Few women of child-bearing age realize that plain old soap and water can prevent the leading viral cause of birth defects, congenital cytomegalovirus (CMV). Although congenital CMV causes more birth defects than Down syndrome, more than half of OB/GYNs surveyed by the American College of Obstetricians and Gynecologists admitted they do not routinely caution their patients about how to avoid the virus.
I’m a mother who didn’t know about CMV prevention until it was too late for my daughter. Elizabeth was born severely disabled by congenital CMV in 1989. The moment I saw her, I felt a stab of fear— her head was so small, so deformed. The neonatologist said, “If she lives, she will never roll over, sit up or feed herself.” He was right.
How and why did I catch this virus that I had barely heard of? CMV literature states that the virus is spread through bodily fluids such as saliva and urine. Women who care for young children are at a higher risk for catching the virus than women not around young kids because preschoolers are the majority of carriers. Nurses, however, do not seem to be in the risk category because they practice consistent hand washing and aren’t kissing their patients around the mouth or sharing utensils with them, as mothers of young children often do.
While I was pregnant with Elizabeth, I had a toddler of my own and ran a licensed daycare center in my home. I felt sick at what my ignorance had done to my little girl.

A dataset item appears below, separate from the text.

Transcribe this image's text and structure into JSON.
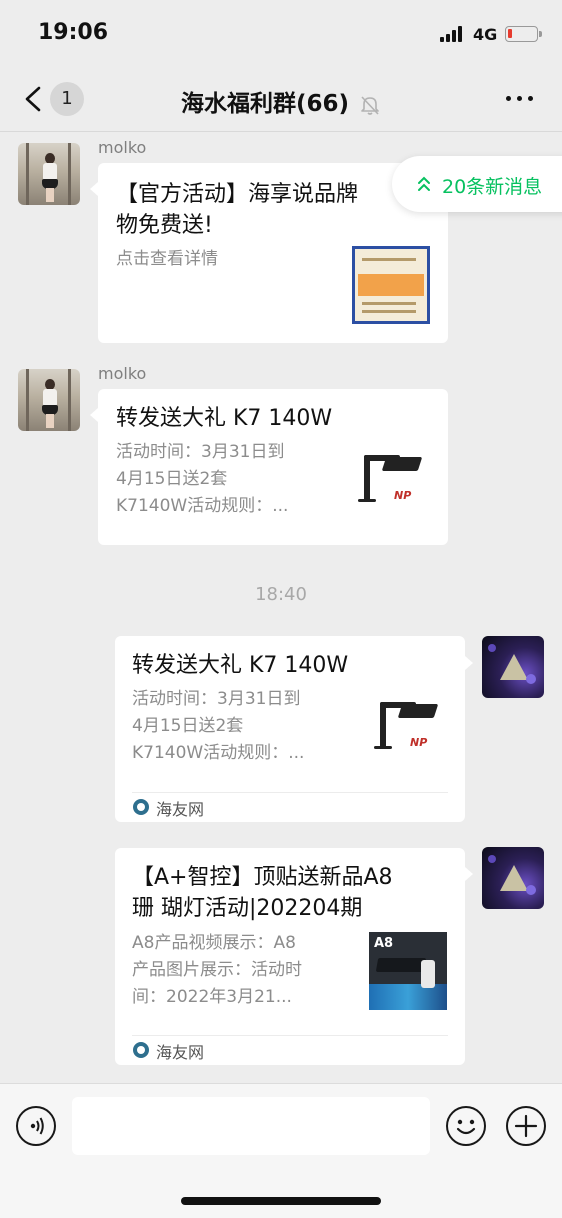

In milder cases, children with congenital CMV may lose hearing or struggle with learning disabilities later in life. Elizabeth’s case was not a mild one.
It took about a year, but I eventually stopped praying that a nuclear bomb would drop on my house so I could escape my overwhelming anguish over Elizabeth’s condition. Life did become good again; though it took a lot of help from family, friends, the Book of Psalms and a couple of prescription sedatives.

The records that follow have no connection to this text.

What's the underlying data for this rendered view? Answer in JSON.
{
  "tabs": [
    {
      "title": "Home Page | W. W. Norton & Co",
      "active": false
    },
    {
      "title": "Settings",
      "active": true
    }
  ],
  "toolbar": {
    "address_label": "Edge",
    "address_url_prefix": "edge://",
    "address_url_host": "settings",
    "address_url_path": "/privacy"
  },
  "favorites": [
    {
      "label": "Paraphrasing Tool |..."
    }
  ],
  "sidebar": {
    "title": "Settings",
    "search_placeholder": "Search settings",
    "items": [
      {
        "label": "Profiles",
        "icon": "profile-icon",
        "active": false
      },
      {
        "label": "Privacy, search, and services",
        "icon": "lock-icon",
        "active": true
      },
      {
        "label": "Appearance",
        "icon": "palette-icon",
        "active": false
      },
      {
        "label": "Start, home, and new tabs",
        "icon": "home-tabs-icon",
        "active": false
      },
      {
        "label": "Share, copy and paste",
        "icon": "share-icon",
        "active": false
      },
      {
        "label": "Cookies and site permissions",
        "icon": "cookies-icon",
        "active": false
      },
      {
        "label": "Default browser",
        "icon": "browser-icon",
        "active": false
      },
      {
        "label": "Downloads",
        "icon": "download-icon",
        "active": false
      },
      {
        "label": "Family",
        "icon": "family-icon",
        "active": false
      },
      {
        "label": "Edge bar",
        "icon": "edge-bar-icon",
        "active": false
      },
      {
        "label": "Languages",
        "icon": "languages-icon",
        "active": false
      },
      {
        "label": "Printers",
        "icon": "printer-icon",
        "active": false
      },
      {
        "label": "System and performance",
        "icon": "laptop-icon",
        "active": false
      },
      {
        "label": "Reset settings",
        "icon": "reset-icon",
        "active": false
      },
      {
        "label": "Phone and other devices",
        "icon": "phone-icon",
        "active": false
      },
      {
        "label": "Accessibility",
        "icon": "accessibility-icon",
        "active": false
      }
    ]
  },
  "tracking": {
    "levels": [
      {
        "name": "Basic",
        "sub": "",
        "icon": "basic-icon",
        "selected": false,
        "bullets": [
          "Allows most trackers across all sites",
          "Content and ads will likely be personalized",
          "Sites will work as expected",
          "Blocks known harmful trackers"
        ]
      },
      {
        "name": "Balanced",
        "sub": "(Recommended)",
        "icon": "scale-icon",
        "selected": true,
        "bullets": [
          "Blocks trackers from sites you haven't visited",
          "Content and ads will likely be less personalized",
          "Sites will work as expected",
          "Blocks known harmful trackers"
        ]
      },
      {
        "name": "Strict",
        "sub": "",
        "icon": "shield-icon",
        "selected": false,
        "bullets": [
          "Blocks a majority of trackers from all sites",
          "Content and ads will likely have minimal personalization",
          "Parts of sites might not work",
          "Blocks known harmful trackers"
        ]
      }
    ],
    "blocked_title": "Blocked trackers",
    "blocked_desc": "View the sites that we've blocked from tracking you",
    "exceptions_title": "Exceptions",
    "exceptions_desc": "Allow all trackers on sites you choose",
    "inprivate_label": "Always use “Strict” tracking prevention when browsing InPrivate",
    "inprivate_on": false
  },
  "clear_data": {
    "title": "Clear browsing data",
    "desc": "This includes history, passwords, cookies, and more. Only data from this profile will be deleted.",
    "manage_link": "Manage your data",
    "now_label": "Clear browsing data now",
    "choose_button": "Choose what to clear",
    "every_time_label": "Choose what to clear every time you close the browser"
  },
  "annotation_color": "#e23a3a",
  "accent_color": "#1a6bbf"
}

Sixteen years after Elizabeth’s birth, I awoke on her birthday extremely proud of her. My daughter had fought hard to stay with us, surviving several bouts of pneumonia, seizures and surgeries. Weighing only 50 pounds, she looked odd to strangers as a result of her small head and big adult teeth, but she was lovely to us with her long, thick brown hair, large blue eyes and soul-capturing smile.

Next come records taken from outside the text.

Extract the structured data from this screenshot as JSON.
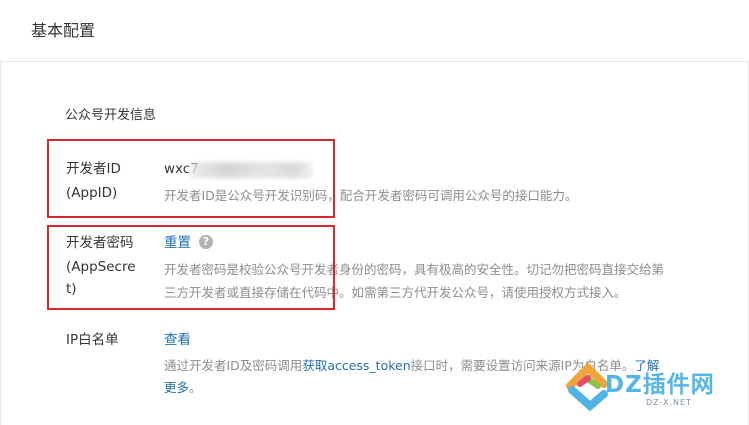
{
  "header": {
    "title": "基本配置"
  },
  "section": {
    "title": "公众号开发信息"
  },
  "app_id": {
    "label_line1": "开发者ID",
    "label_line2": "(AppID)",
    "value_visible_prefix": "wxc7",
    "description": "开发者ID是公众号开发识别码，配合开发者密码可调用公众号的接口能力。"
  },
  "app_secret": {
    "label_line1": "开发者密码",
    "label_line2": "(AppSecre",
    "label_line3": "t)",
    "reset_link": "重置",
    "help_icon": "?",
    "description_line1": "开发者密码是校验公众号开发者身份的密码，具有极高的安全性。切记勿把密码直接交给第",
    "description_line2": "三方开发者或直接存储在代码中。如需第三方代开发公众号，请使用授权方式接入。"
  },
  "ip_whitelist": {
    "label": "IP白名单",
    "view_link": "查看",
    "desc_part1": "通过开发者ID及密码调用",
    "desc_link": "获取access_token",
    "desc_part2": "接口时，需要设置访问来源IP为白名单。",
    "learn_more_1": "了解",
    "learn_more_2": "更多",
    "desc_end": "。"
  },
  "watermark": {
    "text": "DZ插件网",
    "sub": "DZ-X.NET"
  },
  "colors": {
    "link": "#1f6fb5",
    "highlight_box": "#d9282f",
    "muted_text": "#8d8d8d",
    "divider": "#e7e7eb"
  }
}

Although Elizabeth was still in diapers, and could not speak or hold up her head, she was a very happy little girl. She also had a love of adventure— long car rides being one of her favorite activities. She especially loved going to school and being surrounded by people, paying no mind to the stares of other children who approached her in public. Elizabeth smiled at anyone who would stroke her hair or cheek. When she wasn’t busy, she sat propped on our couch watching cartoons with a big lazy dog we got from an animal shelter.
Two months after her 16th birthday, Elizabeth died suddenly during a seizure. Holding her body in his arms and looking into her lifeless eyes, my husband Jim cried, “No one is ever going to look at me again the way Elizabeth did.” Now my girl would be forever sweet 16.
At least Elizabeth’s suffering is over. “Forever Sweet Sixteen” is what we have inscribed on her headstone.
In an effort to educate people who have never heard of congenital CMV, I wrote a light-hearted memoir about Elizabeth’s life with her old devoted canine. Anything But a Dog! The Perfect Pet for a Girl with Congenital CMV (Unlimited Publishing) includes interviews with the country’s leading CMV experts and raises funds for CMV research and parent support if purchased through the National Congenital CMV Disease Registry.
How can you reduce chances of contracting CMV?
- Refrain from kissing children around the mouth.
- Refrain from sharing food and utensils with others, especially children.
- Wash your hands diligently with soap and water after wiping runny noses, changing diapers or doing similar tasks. If soap and water are not available, use alcohol-based hand gel.